What is in this article?:
- Mandarins gaining larger foothold in Western citrus
- Fairchild LS
- Mandarin citrus production represents about 14 percent of California’s total citrus acreage with significant gains in bearing and total acreage.
- An estimated 2 million Tango mandarin trees are planted in California.
- Tango is an irradiated, low-seed version of the popular W. Murcott mandarin released for commercial production in 2006 by the University of California, Riverside Citrus Breeding Program.
- Lemon variety trials are designed to provide growers with information on tree growth, yield, packout, and fruit quality characteristics.

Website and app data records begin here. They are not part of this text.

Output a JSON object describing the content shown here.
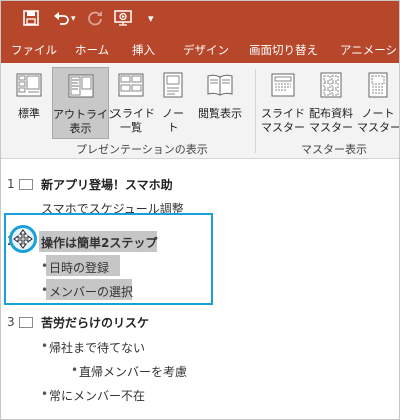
{
  "ribbon": {
    "tabs": [
      "ファイル",
      "ホーム",
      "挿入",
      "デザイン",
      "画面切り替え",
      "アニメーション"
    ],
    "presentation_views": {
      "group_label": "プレゼンテーションの表示",
      "buttons": [
        {
          "label": "標準",
          "icon": "normal-view-icon"
        },
        {
          "label": "アウトライン\n表示",
          "icon": "outline-view-icon",
          "active": true
        },
        {
          "label": "スライド\n一覧",
          "icon": "slide-sorter-icon"
        },
        {
          "label": "ノート",
          "icon": "notes-page-icon"
        },
        {
          "label": "閲覧表示",
          "icon": "reading-view-icon"
        }
      ]
    },
    "master_views": {
      "group_label": "マスター表示",
      "buttons": [
        {
          "label": "スライド\nマスター",
          "icon": "slide-master-icon"
        },
        {
          "label": "配布資料\nマスター",
          "icon": "handout-master-icon"
        },
        {
          "label": "ノート\nマスター",
          "icon": "notes-master-icon"
        }
      ]
    }
  },
  "outline": {
    "slides": [
      {
        "number": "1",
        "title": "新アプリ登場！スマホ助",
        "body": [
          "スマホでスケジュール調整"
        ]
      },
      {
        "number": "2",
        "title": "操作は簡単2ステップ",
        "body": [
          "日時の登録",
          "メンバーの選択"
        ]
      },
      {
        "number": "3",
        "title": "苦労だらけのリスケ",
        "body": [
          "帰社まで待てない",
          "直帰メンバーを考慮",
          "常にメンバー不在"
        ]
      }
    ]
  },
  "colors": {
    "accent": "#b7472a",
    "selection": "#1aa0d9",
    "highlight": "#c6c6c6"
  }
}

Tracy Kahn has her eyes peeled for good citrus varieties for Western growers to help them economically compete in the ever changing world market.
Kahn is the curator of the University of California, Riverside (UCR) Citrus Variety Collection (CVC) in Riverside. The CVC has two trees each of more than 1,000 citrus types, one of the premier citrus germplasm collections in the world.
Kahn’s work includes the evaluation of new varieties in California, the nation’s second largest citrus-producing state behind Florida. California citrus bearing acreage totals about 277,000 acres, according to the 2010 California Citrus Acreage report from the National Agricultural Statistics Service.
Nearly two-thirds of California’s citrus acreage is planted in sweet oranges and related hybrids (Navel, Valencia, and others) with a slight decrease in bearing acreage since 2008. Lemon acreage stands at 16 percent; also with a slight acreage reduction since 2008.
Mandarin production is about 14 percent of total citrus acreage with significant gains in bearing and total acreage. Grapefruit, pummelos, and other citrus types comprise about 4 percent.
“The desire for seedless fruit continues to increase especially for the large-scale commercial citrus market,” said Kahn, the opening speaker during the 62nd annual National Citrus Institute meeting in San Bernardino, Calif., in November.
Kahn says mandarin and tangerine varieties are highly sought by consumers, including Clementine, W. Murcott, Tango, Minneola, and others. Consumers desire easy-to-peel, brightly-colored fruit with good flavor.
Mandarin shippers want a brix-acid ratio of greater than 10:1, Kahn says, compared to the legal standard of 6.5:1.
New scion varieties for Western commercial production basically have three sources: the UCR breeding program; introductions from outside California approved by the California Citrus Clonal Protection Program (selections from the University of Florida and USDA breeding programs for example); and from existing varieties and selections from collections.
“The Tango variety is having the most impact in California right now,” Kahn says.
Tango, an irradiated, low-seed version of the popular W. Murcott mandarin released for commercial production in 2006, was developed by Mikeal Roose and Tim Williams of the UCR Citrus Breeding Program. The Tango averages .2 seeds per fruit in mixed plantings with good quality fruit and yields.
About 2 million Tango trees are planted in California, Kahn estimates. Increasing international demand for low-seed citrus is largely behind increased Tango plantings. The first significant Tango harvest is underway this winter.
Another mandarin variety gaining popularity is Daisy SL. The compact-size tree was released about a year ago by Roose and Williams. The mid-season selection is harvested from November to February. Daisy SL features a 13:1 to 14:1 brix-acid ratio, gains optimal flavor by mid-January, and averages 2.2 seeds/fruit.
“Daisy SL is a large-sized mandarin with a smooth, thin, deep-orange rind with excellent rich flavor,” Kahn said.
Daisy SL yields average 60 to 100 pounds per tree annually in four-year-old trees. Up to 20 percent fruit splitting can occur in some years. The fruit holds well on the tree for about eight weeks. Trees require pruning to manage the crop.
During the 2009‐10 season, 10 of 83 Daisy SL trees in trials produced some fruit with high seed content (10‐15 seeds/fruit) compared to the standard Daisy variety. Most trees with seedy fruit had only a few such fruit. The total percentage of seedy fruit (more than six seeds/fruit) was about 1 to 2 percent overall with most found at the Coachella Valley Agricultural Research Station (CVARS) in Thermal, Calif.